REQUIREMENT:
Every line of the listing below should be written out exactly, minus its images.

*** RECORDED DATA Section Begins ***

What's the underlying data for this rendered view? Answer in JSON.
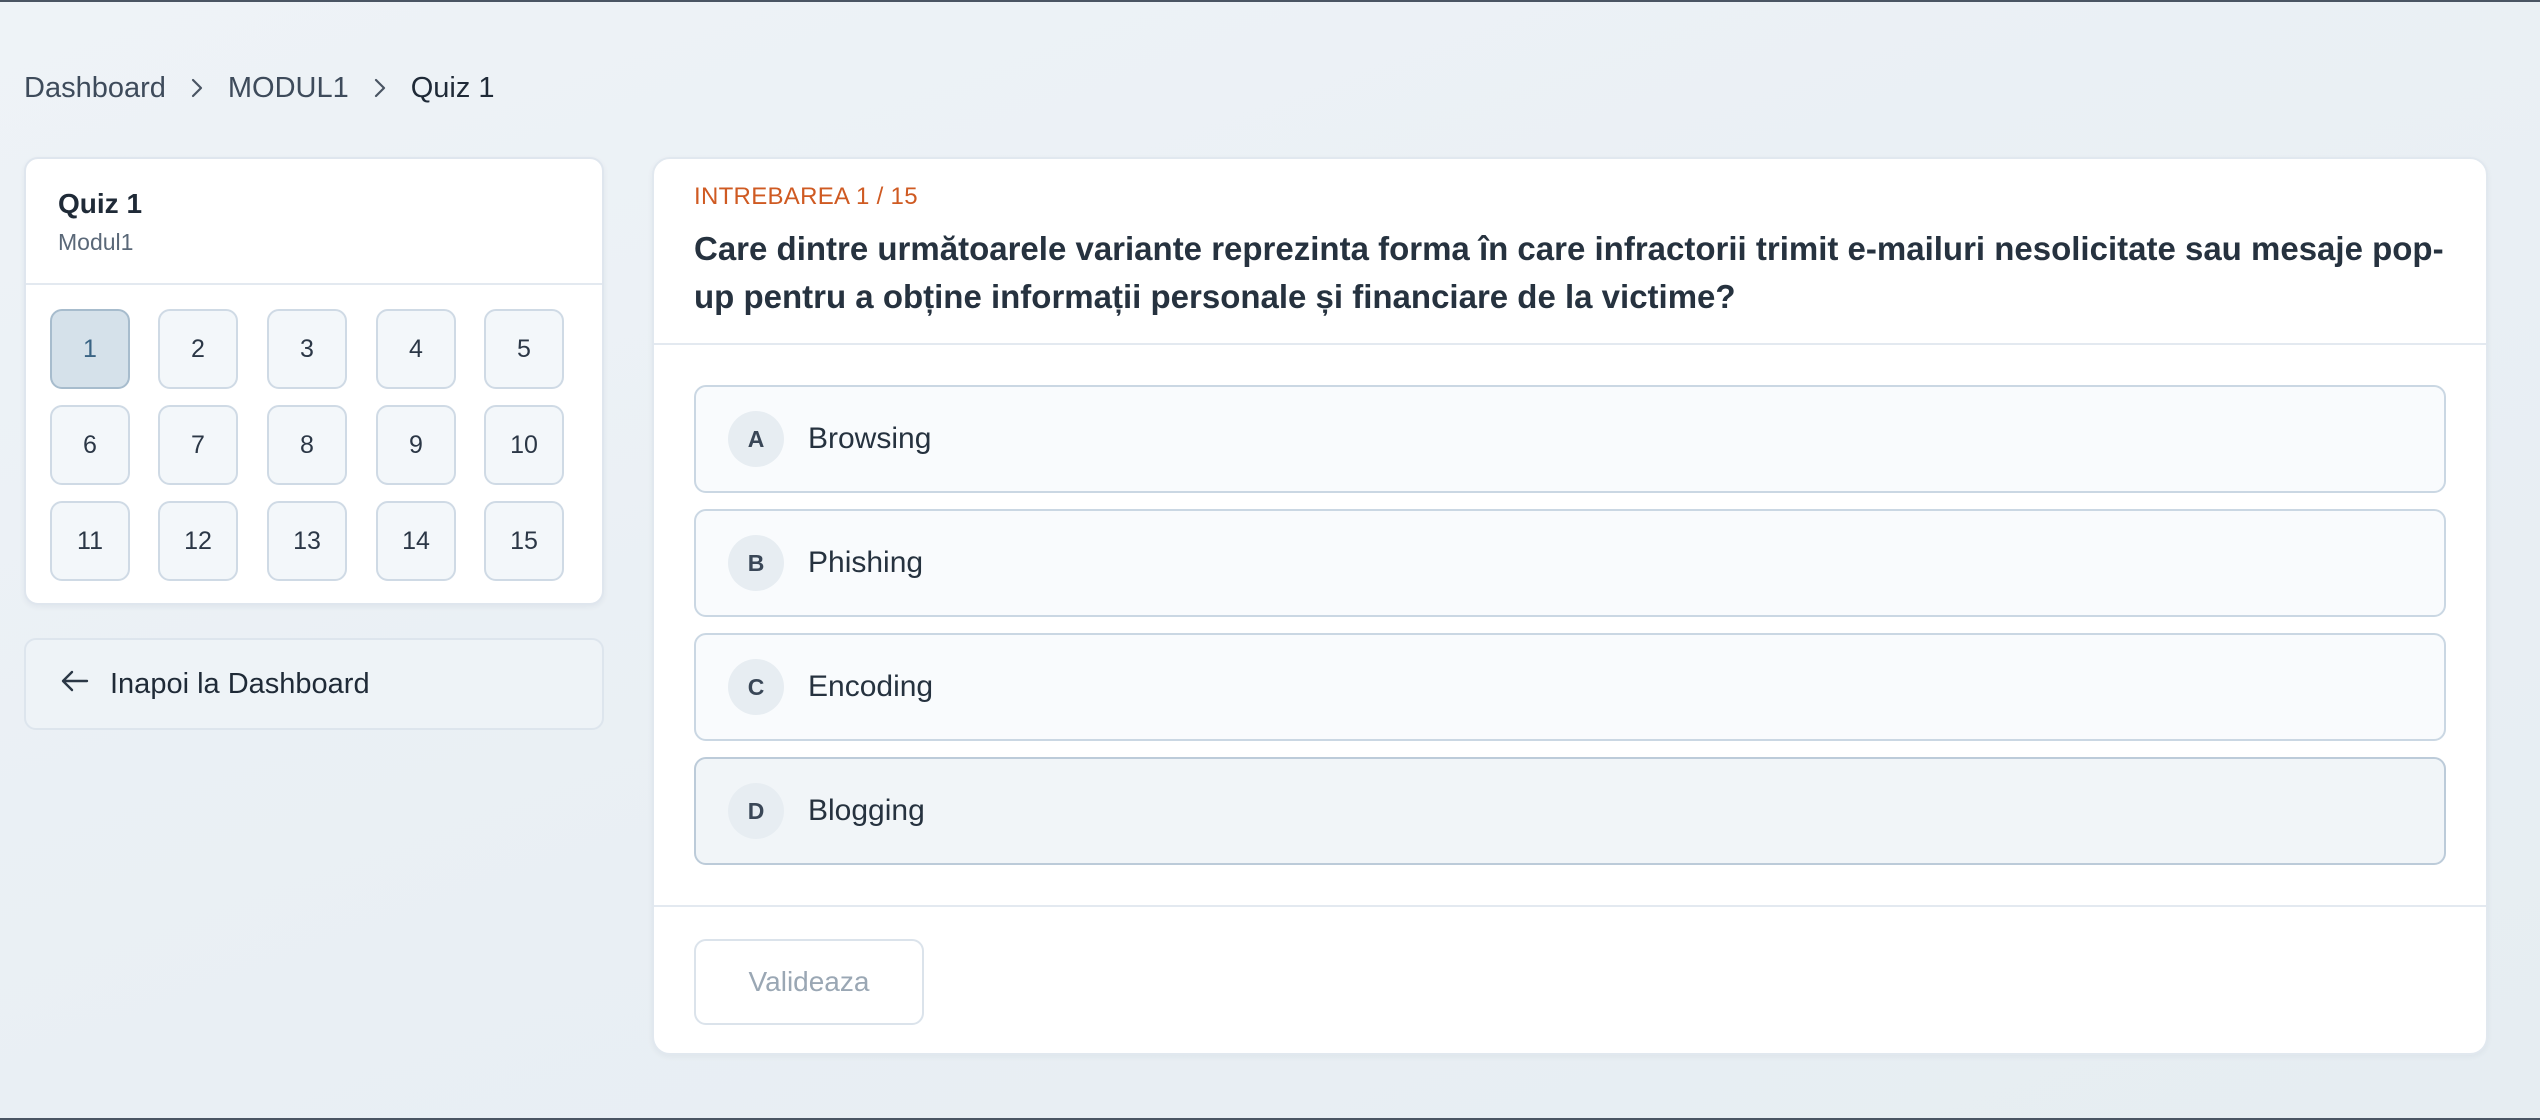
{
  "breadcrumb": {
    "items": [
      {
        "label": "Dashboard"
      },
      {
        "label": "MODUL1"
      },
      {
        "label": "Quiz 1"
      }
    ]
  },
  "sidebar": {
    "quiz_title": "Quiz 1",
    "quiz_module": "Modul1",
    "questions": [
      "1",
      "2",
      "3",
      "4",
      "5",
      "6",
      "7",
      "8",
      "9",
      "10",
      "11",
      "12",
      "13",
      "14",
      "15"
    ],
    "active_question": "1",
    "back_label": "Inapoi la Dashboard",
    "back_icon": "arrow-left-icon"
  },
  "question": {
    "counter": "INTREBAREA 1 / 15",
    "text": "Care dintre următoarele variante reprezinta forma în care infractorii trimit e-mailuri nesolicitate sau mesaje pop-up pentru a obține informații personale și financiare de la victime?",
    "options": [
      {
        "letter": "A",
        "text": "Browsing"
      },
      {
        "letter": "B",
        "text": "Phishing"
      },
      {
        "letter": "C",
        "text": "Encoding"
      },
      {
        "letter": "D",
        "text": "Blogging"
      }
    ],
    "validate_label": "Valideaza"
  },
  "colors": {
    "accent_counter": "#cf5a22",
    "active_question_bg": "#d5e1ea"
  }
}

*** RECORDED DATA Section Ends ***

TASK OUTPUT:
What's the underlying data for this rendered view? Answer in JSON.
{
  "breadcrumb": {
    "items": [
      {
        "label": "Dashboard"
      },
      {
        "label": "MODUL1"
      },
      {
        "label": "Quiz 1"
      }
    ]
  },
  "sidebar": {
    "quiz_title": "Quiz 1",
    "quiz_module": "Modul1",
    "questions": [
      "1",
      "2",
      "3",
      "4",
      "5",
      "6",
      "7",
      "8",
      "9",
      "10",
      "11",
      "12",
      "13",
      "14",
      "15"
    ],
    "active_question": "1",
    "back_label": "Inapoi la Dashboard",
    "back_icon": "arrow-left-icon"
  },
  "question": {
    "counter": "INTREBAREA 1 / 15",
    "text": "Care dintre următoarele variante reprezinta forma în care infractorii trimit e-mailuri nesolicitate sau mesaje pop-up pentru a obține informații personale și financiare de la victime?",
    "options": [
      {
        "letter": "A",
        "text": "Browsing"
      },
      {
        "letter": "B",
        "text": "Phishing"
      },
      {
        "letter": "C",
        "text": "Encoding"
      },
      {
        "letter": "D",
        "text": "Blogging"
      }
    ],
    "validate_label": "Valideaza"
  },
  "colors": {
    "accent_counter": "#cf5a22",
    "active_question_bg": "#d5e1ea"
  }
}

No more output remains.